RAC agreed to the proposal by the Netherlands to remove the SCL relating to the classification as presumed reproductive toxicant (Repr. 1B; H360) so that the generic concentration limit (GCL) of 0.3% applies.
Iodomethane is used in the EU as an industrial and pharmaceutical methylating agent and as an intermediate in pharmaceutical and pesticide manufacture. It is also imported into the EU and stored for despatching outside of the EU for the same uses.
The substance currently has a harmonised classification in Annex VI to the CLP Regulation as suspected of causing cancer, toxic if swallowed or inhaled, harmful in contact with skin, a substance which may cause respiratory irritation and which causes skin irritation.
The dossier submitter, the United Kingdom, proposed to remove the classification as suspected of causing cancer.
RAC agreed to retain the classification of iodomethane as suspected of causing cancer (Carc. 2; H351).
PFNA is primarily used as a processing aid for fluoropolymer manufacture, most notably for polyvinylidene fluoride.

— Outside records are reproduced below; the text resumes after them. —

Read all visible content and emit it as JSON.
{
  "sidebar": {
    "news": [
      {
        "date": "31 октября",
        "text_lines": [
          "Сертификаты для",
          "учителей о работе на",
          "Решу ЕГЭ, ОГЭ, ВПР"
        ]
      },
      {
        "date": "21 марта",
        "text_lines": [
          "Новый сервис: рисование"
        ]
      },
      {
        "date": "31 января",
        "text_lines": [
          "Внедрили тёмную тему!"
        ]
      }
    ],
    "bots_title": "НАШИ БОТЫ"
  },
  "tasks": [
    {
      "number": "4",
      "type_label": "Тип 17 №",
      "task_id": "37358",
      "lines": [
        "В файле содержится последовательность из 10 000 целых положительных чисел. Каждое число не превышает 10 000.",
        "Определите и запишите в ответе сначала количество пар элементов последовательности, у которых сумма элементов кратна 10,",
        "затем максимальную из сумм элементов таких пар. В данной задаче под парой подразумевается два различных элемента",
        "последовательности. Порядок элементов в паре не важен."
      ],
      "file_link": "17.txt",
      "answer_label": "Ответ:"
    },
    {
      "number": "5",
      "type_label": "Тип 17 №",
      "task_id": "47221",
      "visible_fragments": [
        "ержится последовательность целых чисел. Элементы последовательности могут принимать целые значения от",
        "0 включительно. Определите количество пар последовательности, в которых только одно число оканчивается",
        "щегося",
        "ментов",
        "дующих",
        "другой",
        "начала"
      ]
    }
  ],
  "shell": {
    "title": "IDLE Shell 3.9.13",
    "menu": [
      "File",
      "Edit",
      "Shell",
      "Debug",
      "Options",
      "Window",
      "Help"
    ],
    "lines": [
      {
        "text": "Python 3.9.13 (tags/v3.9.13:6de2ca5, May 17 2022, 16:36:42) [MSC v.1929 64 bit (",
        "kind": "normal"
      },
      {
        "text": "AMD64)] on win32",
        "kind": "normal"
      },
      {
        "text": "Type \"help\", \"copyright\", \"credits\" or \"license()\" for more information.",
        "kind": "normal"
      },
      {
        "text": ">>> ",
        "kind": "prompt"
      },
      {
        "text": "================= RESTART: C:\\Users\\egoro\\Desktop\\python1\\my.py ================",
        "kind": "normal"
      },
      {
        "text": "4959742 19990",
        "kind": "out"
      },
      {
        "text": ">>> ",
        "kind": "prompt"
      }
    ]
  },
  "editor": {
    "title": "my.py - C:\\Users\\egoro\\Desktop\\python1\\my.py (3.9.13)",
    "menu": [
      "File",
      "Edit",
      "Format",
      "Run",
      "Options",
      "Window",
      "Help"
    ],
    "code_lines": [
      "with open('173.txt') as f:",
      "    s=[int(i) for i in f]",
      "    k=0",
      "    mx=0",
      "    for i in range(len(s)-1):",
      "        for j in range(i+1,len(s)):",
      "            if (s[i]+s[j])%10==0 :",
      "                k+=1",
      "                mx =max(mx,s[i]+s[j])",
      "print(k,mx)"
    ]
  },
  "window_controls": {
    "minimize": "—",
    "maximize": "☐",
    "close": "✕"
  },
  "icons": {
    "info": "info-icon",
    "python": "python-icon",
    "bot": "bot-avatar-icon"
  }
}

PFNA is also used as a lubricating oil additive, surfactant for fire extinguishers, cleaning agent, textile antifouling finishing agent, polishing surfactant, and in liquid crystal display panels.
The substance has currently no entry in Annex VI to CLP.
RAC agreed to classify PFNA as harmful if swallowed and if inhaled, as causing serious eye damage, as a substance which is suspected of causing cancer (Carc. 2; H351) and harm to breast-fed children (Lact.; H362). RAC also agreed to classify the substance as causing damage to liver through prolonged or repeated exposure, but added thymus and spleen to the list of affected target organs. As to reproductive toxicity, RAC shared the view of the dossier submitter to classify PFNA as a substance which may damage the unborn child (Repr. 1B; H360D). In addition, RAC agreed to classify PFNA as Repr. 2 for fertility effects. Therefore an overall reproductive toxicity classification as Repr. 1B (H360Df) was concluded.
The opinions will be available at the following link in the near future:
The role of RAC in EU regulatory processes
The Committee is responsible for preparing the opinion of the Agency on applications for authorisation, proposals for restrictions and proposals for harmonised classification and labelling. RAC also prepares opinions on specific questions relating to risks of chemicals to human health or the environment and on any other aspects concerning the safety of substances at the Executive Director's request. The final decision for proposals for harmonised classification and labelling, for proposals for restrictions as well as on applications for authorisation will be taken by the European Commission through a committee procedure.